LAST MILE LOGISTICS IN THE FRAMEWORK OF SMART CITIES: A TYPOLOGY OF CITY LOGISTICS SCHEMES
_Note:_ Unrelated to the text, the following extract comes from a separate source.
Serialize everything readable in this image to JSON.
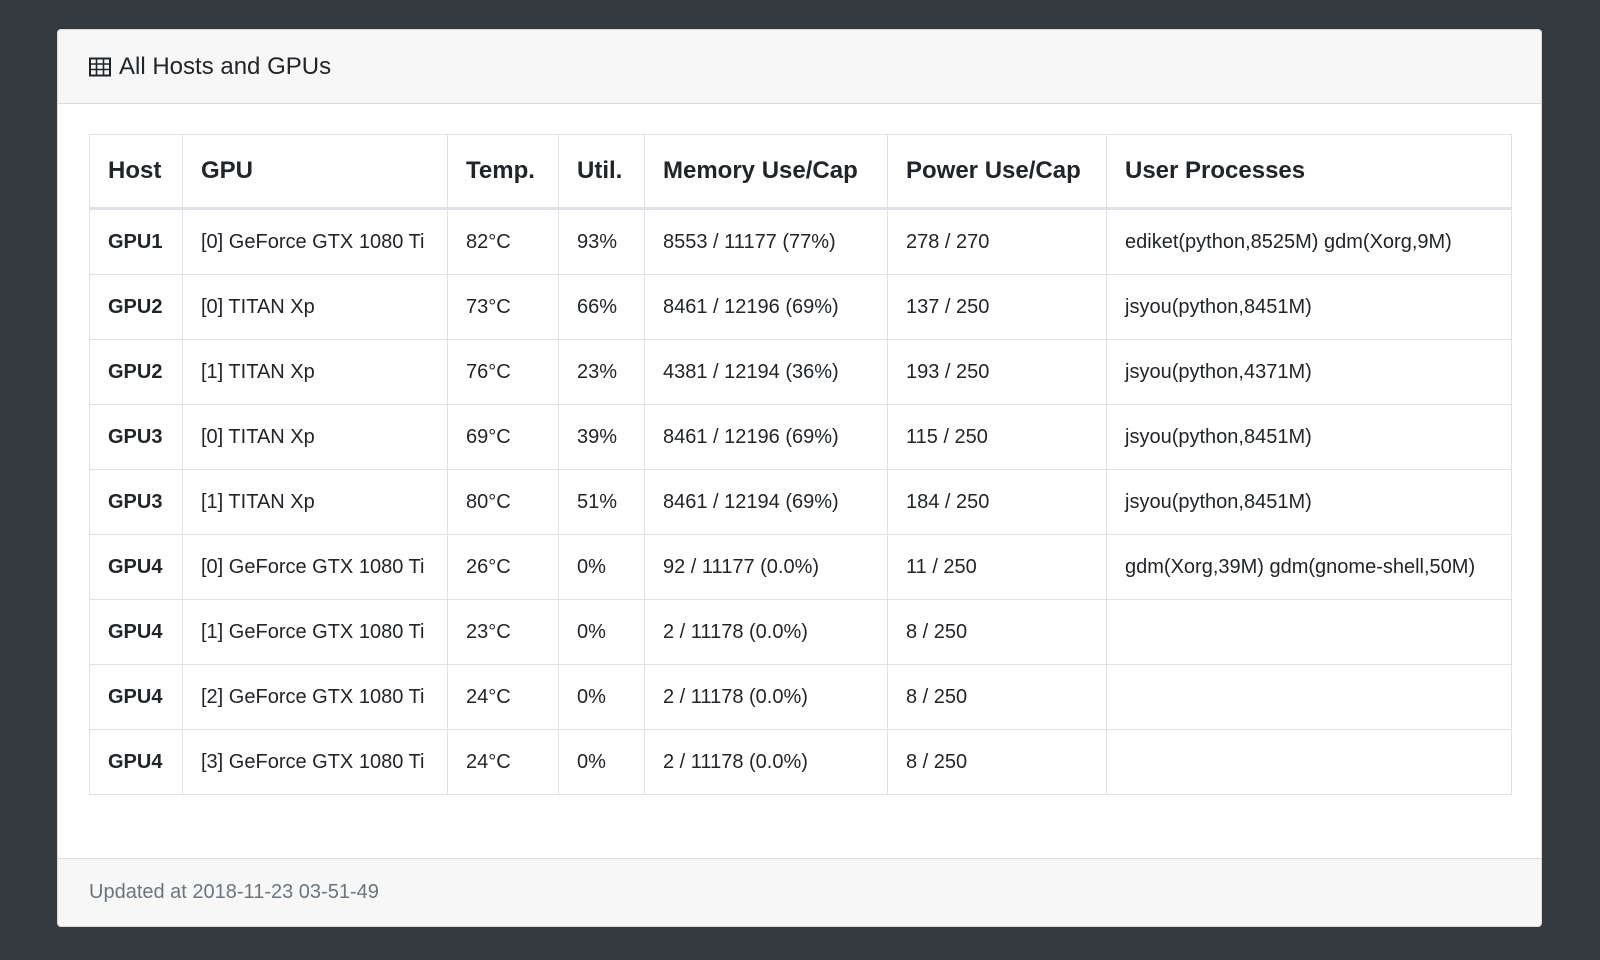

As current cities are attributed to particular dynamism consists of population density and increased urbanization, urban areas are facing some challenges for city logistics, both in terms of economic, environmental, and social impact. Especially, the debates over last-mile logistics are arising with inefficiencies in delivery cost (half truckload on delivery) and delivery time per parcel (unnecessary waiting-load periods at multiple stops) while inner-urban areas are especially suffered from traffic congestion, emission, and noise pollution. In this regard, smart cities as a concept with the potential to produce sustainable solutions to urban problems bring along with the need for innovative urban logistics systems to make conventional distribution channels of the city up to date. The key objective tackled in this paper can be defined as the identification of the city logistics schemes with highlighting current approaches in smart cities. The study adopts a systemic approach based on the typology of consolidation-distribution schemes in city logistics to define the feasibility of micro logistics initiatives from the scope of the smart city consisting of mobility, sustainability, and liveability. Thanks to a detailed examination of city logistics dynamics, this study can contribute theoretically to smart city logistics literature as well as practically the logistics sector.